**EXERCISE DESCRIPTION:** If a line in the entries below holds the string "logo", copy it.

=== Section Start ===

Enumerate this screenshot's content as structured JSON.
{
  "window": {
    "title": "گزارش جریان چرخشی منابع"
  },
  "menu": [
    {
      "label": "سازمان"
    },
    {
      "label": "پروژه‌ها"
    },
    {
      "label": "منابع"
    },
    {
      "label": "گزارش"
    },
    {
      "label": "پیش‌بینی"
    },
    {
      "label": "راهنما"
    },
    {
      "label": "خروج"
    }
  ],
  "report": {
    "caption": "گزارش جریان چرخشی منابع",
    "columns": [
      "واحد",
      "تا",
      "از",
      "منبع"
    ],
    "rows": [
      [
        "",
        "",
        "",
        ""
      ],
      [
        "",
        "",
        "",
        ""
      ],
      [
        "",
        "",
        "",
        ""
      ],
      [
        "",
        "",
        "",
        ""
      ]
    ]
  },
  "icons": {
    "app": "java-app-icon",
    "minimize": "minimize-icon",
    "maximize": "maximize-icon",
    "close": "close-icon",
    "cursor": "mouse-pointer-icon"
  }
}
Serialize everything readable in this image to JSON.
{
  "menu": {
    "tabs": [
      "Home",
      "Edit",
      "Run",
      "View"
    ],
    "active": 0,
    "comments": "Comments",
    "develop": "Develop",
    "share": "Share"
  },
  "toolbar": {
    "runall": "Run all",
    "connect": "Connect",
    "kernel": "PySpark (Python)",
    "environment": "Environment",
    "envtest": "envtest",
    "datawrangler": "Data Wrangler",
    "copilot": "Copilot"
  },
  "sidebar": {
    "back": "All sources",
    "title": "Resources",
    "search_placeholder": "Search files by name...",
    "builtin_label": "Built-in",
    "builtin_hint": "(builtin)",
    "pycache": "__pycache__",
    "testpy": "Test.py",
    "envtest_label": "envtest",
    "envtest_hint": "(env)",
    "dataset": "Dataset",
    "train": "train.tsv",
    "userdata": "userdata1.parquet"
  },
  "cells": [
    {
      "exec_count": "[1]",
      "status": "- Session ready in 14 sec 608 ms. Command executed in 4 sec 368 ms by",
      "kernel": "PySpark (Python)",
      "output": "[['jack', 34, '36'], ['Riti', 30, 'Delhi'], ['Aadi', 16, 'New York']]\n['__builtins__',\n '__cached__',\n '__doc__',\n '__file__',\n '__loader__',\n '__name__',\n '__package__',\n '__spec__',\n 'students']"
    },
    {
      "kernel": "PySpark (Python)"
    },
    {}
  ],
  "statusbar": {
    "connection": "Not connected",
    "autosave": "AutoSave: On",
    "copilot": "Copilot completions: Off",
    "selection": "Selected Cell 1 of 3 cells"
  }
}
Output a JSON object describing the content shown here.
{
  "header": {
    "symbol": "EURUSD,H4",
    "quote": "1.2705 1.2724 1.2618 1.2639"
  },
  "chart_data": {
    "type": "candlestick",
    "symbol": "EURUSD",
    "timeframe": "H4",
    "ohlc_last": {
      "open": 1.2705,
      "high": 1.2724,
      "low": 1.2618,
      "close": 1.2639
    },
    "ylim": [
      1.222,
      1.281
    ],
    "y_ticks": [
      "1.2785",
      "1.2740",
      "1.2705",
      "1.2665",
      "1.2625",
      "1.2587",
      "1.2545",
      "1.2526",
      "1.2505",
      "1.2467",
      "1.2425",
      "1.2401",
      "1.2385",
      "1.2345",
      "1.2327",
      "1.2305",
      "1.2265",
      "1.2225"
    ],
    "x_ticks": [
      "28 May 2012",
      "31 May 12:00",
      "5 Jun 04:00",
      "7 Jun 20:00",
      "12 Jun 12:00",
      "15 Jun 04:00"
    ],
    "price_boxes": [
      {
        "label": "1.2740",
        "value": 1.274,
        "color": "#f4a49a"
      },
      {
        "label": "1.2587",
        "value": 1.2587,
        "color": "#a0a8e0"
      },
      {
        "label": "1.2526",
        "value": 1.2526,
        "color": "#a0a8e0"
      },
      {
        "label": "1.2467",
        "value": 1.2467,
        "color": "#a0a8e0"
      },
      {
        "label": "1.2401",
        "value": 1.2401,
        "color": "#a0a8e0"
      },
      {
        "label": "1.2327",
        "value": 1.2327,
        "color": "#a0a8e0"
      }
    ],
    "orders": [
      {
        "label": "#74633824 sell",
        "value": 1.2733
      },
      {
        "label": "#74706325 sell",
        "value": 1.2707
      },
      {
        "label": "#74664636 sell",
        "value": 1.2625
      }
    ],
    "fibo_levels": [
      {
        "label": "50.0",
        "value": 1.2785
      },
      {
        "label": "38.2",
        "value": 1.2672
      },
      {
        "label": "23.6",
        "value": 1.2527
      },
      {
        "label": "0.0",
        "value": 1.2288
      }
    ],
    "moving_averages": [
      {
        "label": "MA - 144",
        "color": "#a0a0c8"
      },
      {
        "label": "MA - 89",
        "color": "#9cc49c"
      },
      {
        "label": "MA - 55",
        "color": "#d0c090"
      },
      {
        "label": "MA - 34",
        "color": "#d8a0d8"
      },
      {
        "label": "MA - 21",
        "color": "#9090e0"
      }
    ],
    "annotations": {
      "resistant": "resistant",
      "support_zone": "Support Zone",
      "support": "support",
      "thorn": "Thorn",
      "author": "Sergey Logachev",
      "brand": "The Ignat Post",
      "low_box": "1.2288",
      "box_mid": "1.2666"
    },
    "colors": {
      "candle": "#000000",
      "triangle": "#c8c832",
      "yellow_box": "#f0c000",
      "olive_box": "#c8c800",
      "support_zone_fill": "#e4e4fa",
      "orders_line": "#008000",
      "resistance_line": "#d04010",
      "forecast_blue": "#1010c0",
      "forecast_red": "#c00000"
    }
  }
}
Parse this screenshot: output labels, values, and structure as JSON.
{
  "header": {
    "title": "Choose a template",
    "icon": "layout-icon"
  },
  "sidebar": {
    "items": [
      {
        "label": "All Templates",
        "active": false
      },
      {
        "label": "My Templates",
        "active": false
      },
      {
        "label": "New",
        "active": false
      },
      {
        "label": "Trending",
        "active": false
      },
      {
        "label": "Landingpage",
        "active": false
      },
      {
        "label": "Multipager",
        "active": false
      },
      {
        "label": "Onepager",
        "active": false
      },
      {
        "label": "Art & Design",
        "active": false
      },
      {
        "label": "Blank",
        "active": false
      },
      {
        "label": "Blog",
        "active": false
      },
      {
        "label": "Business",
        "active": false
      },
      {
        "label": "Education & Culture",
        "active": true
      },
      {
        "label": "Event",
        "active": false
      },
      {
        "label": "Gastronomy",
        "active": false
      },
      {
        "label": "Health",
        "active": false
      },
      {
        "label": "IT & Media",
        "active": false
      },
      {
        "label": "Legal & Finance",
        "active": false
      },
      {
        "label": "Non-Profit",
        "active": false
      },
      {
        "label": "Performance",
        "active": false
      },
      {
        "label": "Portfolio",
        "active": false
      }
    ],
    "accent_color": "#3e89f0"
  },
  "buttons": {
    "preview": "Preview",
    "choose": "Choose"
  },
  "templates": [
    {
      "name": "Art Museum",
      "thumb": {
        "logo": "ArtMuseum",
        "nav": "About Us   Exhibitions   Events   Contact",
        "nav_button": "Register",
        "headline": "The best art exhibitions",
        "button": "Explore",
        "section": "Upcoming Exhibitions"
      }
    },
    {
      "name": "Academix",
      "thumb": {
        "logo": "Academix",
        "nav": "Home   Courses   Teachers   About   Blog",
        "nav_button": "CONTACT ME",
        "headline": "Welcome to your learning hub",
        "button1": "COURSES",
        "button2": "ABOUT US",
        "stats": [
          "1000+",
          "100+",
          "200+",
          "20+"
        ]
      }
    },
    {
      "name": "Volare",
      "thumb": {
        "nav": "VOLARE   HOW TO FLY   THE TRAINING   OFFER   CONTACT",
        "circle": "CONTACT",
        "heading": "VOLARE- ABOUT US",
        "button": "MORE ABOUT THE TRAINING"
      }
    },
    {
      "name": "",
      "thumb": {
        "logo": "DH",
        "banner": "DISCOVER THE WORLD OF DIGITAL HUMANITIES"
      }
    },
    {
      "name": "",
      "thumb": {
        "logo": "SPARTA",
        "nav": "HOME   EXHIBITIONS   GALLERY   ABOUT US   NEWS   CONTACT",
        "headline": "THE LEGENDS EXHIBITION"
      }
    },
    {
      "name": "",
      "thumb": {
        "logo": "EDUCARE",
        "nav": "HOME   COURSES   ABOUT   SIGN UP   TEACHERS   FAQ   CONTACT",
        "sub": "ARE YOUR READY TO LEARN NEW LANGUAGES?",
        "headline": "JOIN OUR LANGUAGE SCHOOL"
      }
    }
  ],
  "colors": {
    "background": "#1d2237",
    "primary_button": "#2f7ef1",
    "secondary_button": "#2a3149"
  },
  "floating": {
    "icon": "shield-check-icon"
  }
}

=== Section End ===

**ANSWER FOR THE TASK:**
        "logo": "ArtMuseum",
        "logo": "Academix",
        "logo": "DH",
        "logo": "SPARTA",
        "logo": "EDUCARE",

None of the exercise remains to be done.